Letter: The search for LSU’s president

News coverage of the LSU presidential search has been extensive, but it is important for the people of Louisiana and the LSU community to fully understand the entire sequence of events.

A 12-member search committee, including a student and three faculty members, was charged last fall to attract a quality, experienced sitting president from a major university. The search process was outlined in public meetings, a process similar in structure to searches at many major public research universities.

Our consultant emphasized it was necessary to actively “recruit” candidates as a sitting president was not likely to apply for the job and risk his or her current position.

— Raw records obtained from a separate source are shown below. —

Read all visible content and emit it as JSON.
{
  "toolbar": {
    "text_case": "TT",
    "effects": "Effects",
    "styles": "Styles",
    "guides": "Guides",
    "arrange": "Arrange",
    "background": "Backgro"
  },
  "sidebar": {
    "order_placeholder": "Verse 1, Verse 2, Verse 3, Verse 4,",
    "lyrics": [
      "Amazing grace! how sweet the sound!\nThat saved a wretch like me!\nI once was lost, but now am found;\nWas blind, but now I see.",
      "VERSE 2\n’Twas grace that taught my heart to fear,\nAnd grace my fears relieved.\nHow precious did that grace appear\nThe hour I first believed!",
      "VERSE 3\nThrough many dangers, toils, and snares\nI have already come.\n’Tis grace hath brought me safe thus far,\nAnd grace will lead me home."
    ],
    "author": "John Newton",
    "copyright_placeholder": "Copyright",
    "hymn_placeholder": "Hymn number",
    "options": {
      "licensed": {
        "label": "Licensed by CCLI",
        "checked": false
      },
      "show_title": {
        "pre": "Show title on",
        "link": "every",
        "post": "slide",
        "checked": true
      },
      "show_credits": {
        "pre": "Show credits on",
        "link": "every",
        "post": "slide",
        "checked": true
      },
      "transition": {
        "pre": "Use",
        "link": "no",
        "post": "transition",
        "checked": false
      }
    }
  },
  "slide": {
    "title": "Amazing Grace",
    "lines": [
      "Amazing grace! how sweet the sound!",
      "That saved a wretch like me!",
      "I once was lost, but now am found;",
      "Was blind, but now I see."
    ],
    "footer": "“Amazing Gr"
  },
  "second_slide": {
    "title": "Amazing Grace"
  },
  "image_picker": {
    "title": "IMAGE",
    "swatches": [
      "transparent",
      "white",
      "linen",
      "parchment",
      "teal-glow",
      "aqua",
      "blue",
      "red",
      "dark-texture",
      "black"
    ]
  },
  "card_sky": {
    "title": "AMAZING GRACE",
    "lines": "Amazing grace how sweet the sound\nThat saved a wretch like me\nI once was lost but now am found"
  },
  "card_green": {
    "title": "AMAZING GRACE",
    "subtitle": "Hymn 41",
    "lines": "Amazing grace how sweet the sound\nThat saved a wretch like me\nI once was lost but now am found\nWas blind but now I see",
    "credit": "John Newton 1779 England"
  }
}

All meetings pertaining to the search were open to the public with the exception of only closed portions when names and qualifications of individual candidates were discussed in executive session.

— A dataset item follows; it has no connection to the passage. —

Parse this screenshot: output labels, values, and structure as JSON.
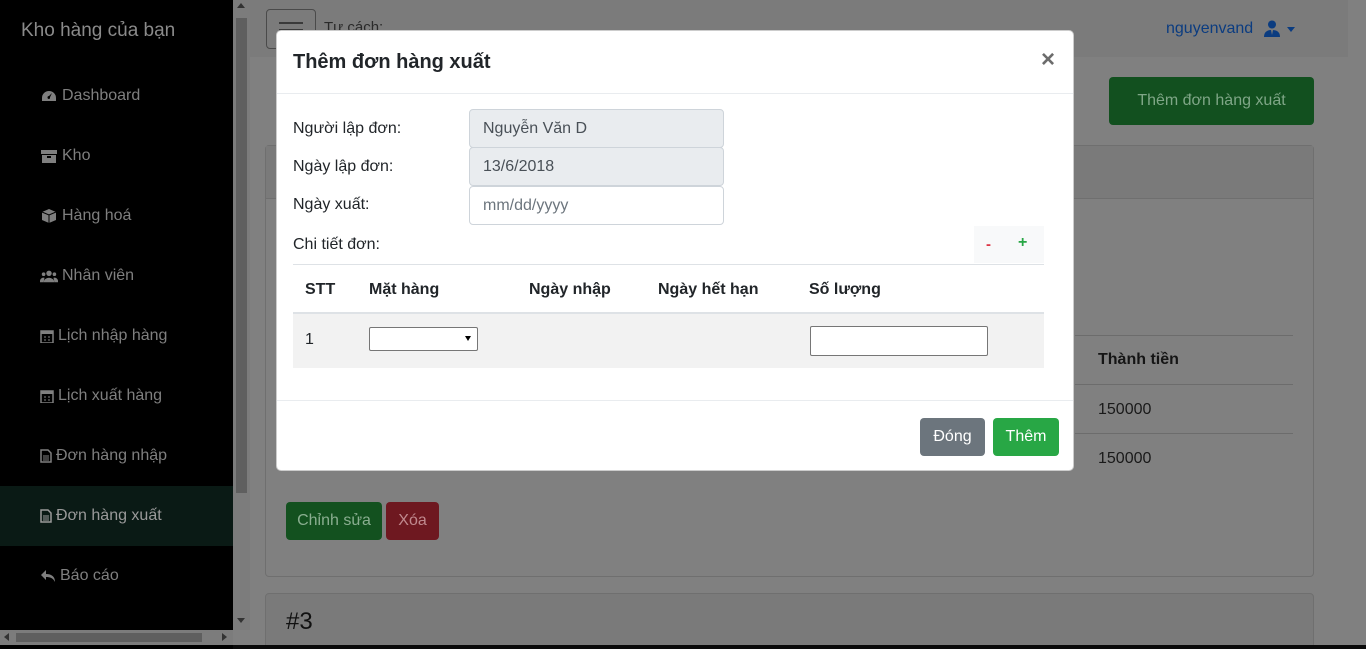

Ten individuals, none of whom was a sitting president, responded to advertisements to apply for the job. The names of these applicants were produced to inquiring news organizations.

In addition to the 10 applicants, a pool of candidates was identified by the search firm.

Five appeared to possess the qualities the committee deemed critical for this role. Three accepted invitations to be interviewed. Each of the three — presidents or chancellors of major universities — was interviewed by a search team subcommittee.

One interviewee emerged as the clear choice and the subcommittee recommended the full committee interview him in Baton Rouge. The day following the interview, the search committee recommended to the Board of Supervisors that Dr. F. King Alexander be considered for the position of LSU president.

Dr. Alexander spent the following week meeting with students, faculty, administrators and constituents. Only after a week of public vetting of the candidate did the board unanimously elect Dr. Alexander as LSU’s next president.

In summary, this search was conducted in a manner consistent with presidential searches conducted at most public research universities. Last week, the largest university system in the country selected Janet Napolitano, as the president of the California system, after a closed search process. (The Advocate praised Ms. Napolitano in an editorial July 15.) Most importantly, we believe LSU’s search was conducted in full compliance with Louisiana Public Records Law.

Our committee is proud of the success of this process. Dr. Alexander has an accomplished track record and is well-respected nationally as a leader in higher education. We are fortunate that he and his family wanted to return to the South and that he recognized the special qualities in LSU.

These have been challenging years for our university, but we are confident that great things lie ahead thanks to our dedicated faculty, wonderful students, the great people of Louisiana and our new leader.

Blake Chatelain, member

LSU Board of Supervisors

Alexandria